Volume 1, Issue 4 July 13, 2018
A Weekly Look at News and Notes from the Louisiana Board of Regents
Theunissen sworn in to state education board
July 12, 2018

Former state Sen. Gerald “Jerry” Theunissen of Jennings said Wednesday that he is honored by his appointment to the state Board of Regents by Gov. John Bel Edwards.

Speaking after his swearing in, Theunissen said he is ready to make a mark in higher education by serving as a member of the state’s top higher education policy board.
Tulane Brain Institute awarded $1 million grant
July 11, 2018
Tulane University's Brain Institute has been awarded a five-year $1 million grant from the Louisiana Board of Regents to purchase scientific equipment for its facilities.

The grant will fund the purchase of one piece of significant research instrumentation in each of the five years for Tulane's neuroscience research facilities. This will include two new microscopy systems for the Tulane Brain Institute Cell and Tissue Imaging Center in the Uptown campus as well as a new near-infrared brain imaging system for the Tulane Brain Institute's Human Research Core in the downtown campus.

UL Lafayette honors Blanco's public service
with creation of policy center
July 11, 2018
Blanco is a UL Lafayette alumna and the only woman to serve as Louisiana governor.

The policy center and archive will house Blanco’s gubernatorial papers. It also will contribute interdisciplinary, independent research to a host of public policy areas, including criminal justice reform, poverty and economic opportunity, governmental ethics, and education.

“Gov. Blanco championed these issues throughout her career,” said Dr. Jordan Kellman, dean of the College of Liberal Arts, which will oversee the policy center in partnership with the University’s Edith Garland Dupré Library.

LA tops in students seeking financial aid
July 10, 2018

Louisiana now ranks first in the nation in terms of students applying for federal financial aid.

More than 76 percent, or three out of every four, of the more than 49,000 Louisiana seniors who were enrolled in public and private high schools for the 2017-18 term have completed the Free Application for Federal Student Aid application. 
LSU changing admissions procedures for fall 2019
July 10, 2018
LSU’s flagship campus in Baton Rouge is changing its admissions procedures, moving toward what it calls a more “holistic evaluation” of prospective students that will include, for the first time, a required letter of recommendation from a teacher, advisor, school administrator or counselor.

UNO professor gets grant to study oysters, and other New Orleans higher education news
July 8, 2018

UNO professor gets grant to study oysters
A federal grant to a University of New Orleans professor looks to make sure Louisiana’s supply of oysters can keep up with the state’s appetite.

The $300,000 grant from the National Oceanic and Atmospheric Administration to professor Thomas Soniat seeks to develop a model for a sustainable harvest of Gulf oysters, as the bivalve’s habitat may not be enough to sustain Louisiana’s oyster industry in the future, according to a UNO news release.

The grant “provides a unique opportunity to bring together academic scientists, state regulators and industry leaders from the Gulf states to ensure that oyster reef quality is maintained and enhanced, and that oyster populations are sustainably fished,” Soniat said.


Tulane adds member to governing board
Steven Paul, a neuroscientist and the CEO of Voyager Therapeutics, has been named a member of the Board of Tulane, the university’s main governing body.


Tulane and Loyola host admissions conference
Tulane and Loyola universities are set to co-host the International Association for College Admission Counseling Conference from Tuesday through Friday, welcoming more than 1,400 college admissions and high school counselors from around the world, including participants from 100 nations, are expected to attend the conference this year, breaking a record, according to a Tulane news release.

The university said the focus of the conference will be on trends affecting international student admission, recruitment and enrollment.
Why Corporate America is recruiting high schoolers?
With more job openings than unemployed workers in the US economy, companies are finding it hard to fill jobs.

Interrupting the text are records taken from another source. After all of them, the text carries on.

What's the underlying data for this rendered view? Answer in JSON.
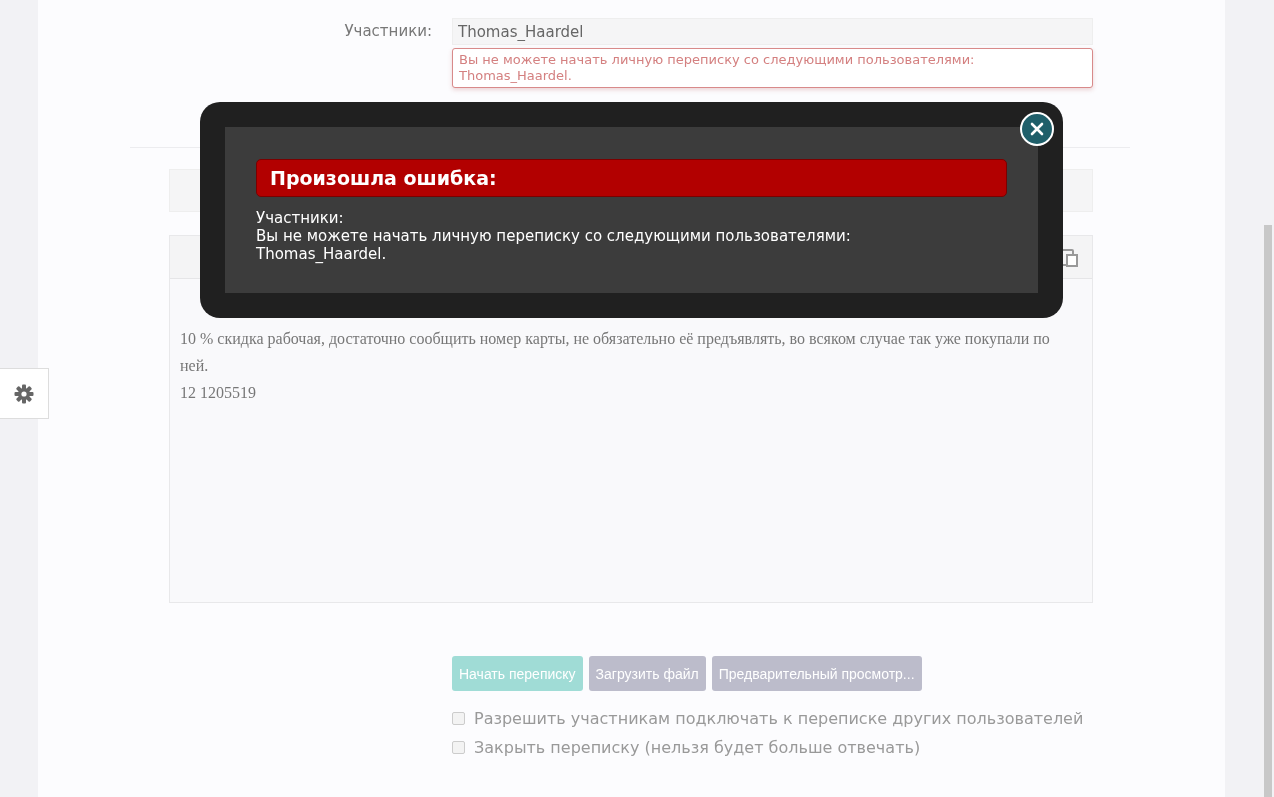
{
  "participants": {
    "label": "Участники:",
    "value": "Thomas_Haardel",
    "error": "Вы не можете начать личную переписку со следующими пользователями: Thomas_Haardel."
  },
  "message": {
    "lines": [
      "10 % скидка рабочая, достаточно сообщить номер карты, не обязательно её предъявлять, во всяком случае так уже покупали по ней.",
      "12 1205519"
    ]
  },
  "buttons": [
    {
      "label": "Начать переписку",
      "kind": "primary"
    },
    {
      "label": "Загрузить файл",
      "kind": "secondary"
    },
    {
      "label": "Предварительный просмотр...",
      "kind": "secondary"
    }
  ],
  "options": [
    {
      "label": "Разрешить участникам подключать к переписке других пользователей",
      "checked": false
    },
    {
      "label": "Закрыть переписку (нельзя будет больше отвечать)",
      "checked": false
    }
  ],
  "error_dialog": {
    "title": "Произошла ошибка:",
    "lines": [
      "Участники:",
      "Вы не можете начать личную переписку со следующими пользователями:",
      "Thomas_Haardel."
    ]
  }
}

One solution is for corporations to train high school students with the skills needed in the labor market. Sometimes, they start as young as kindergarten.

Since 2011, more than 400 companies have partnered with 79 public high schools across the country to offer a six-year program called P-Tech. Students can enroll for grades 9 to 14 and earn both a high school and an associate's degree in a science, tech, engineering or math related field.

To meet state attainment goals, higher ed will have to get explicit about race
Nearly every state  has set, revised or adopted a degree attainment goal in the last few years, fueled primarily by projections that 65% of job vacancies will require some type of post-secondary training by 2020.

In most cases, however, these degree attainment goals do not focus on the various racial and ethnic sub-populations in each state, which the Education Trust’s senior director of Higher Education Research and Data Analytics, Andrew Nichols, said is problematic, particularly as the nation’s demographics continue to shift toward a browner population.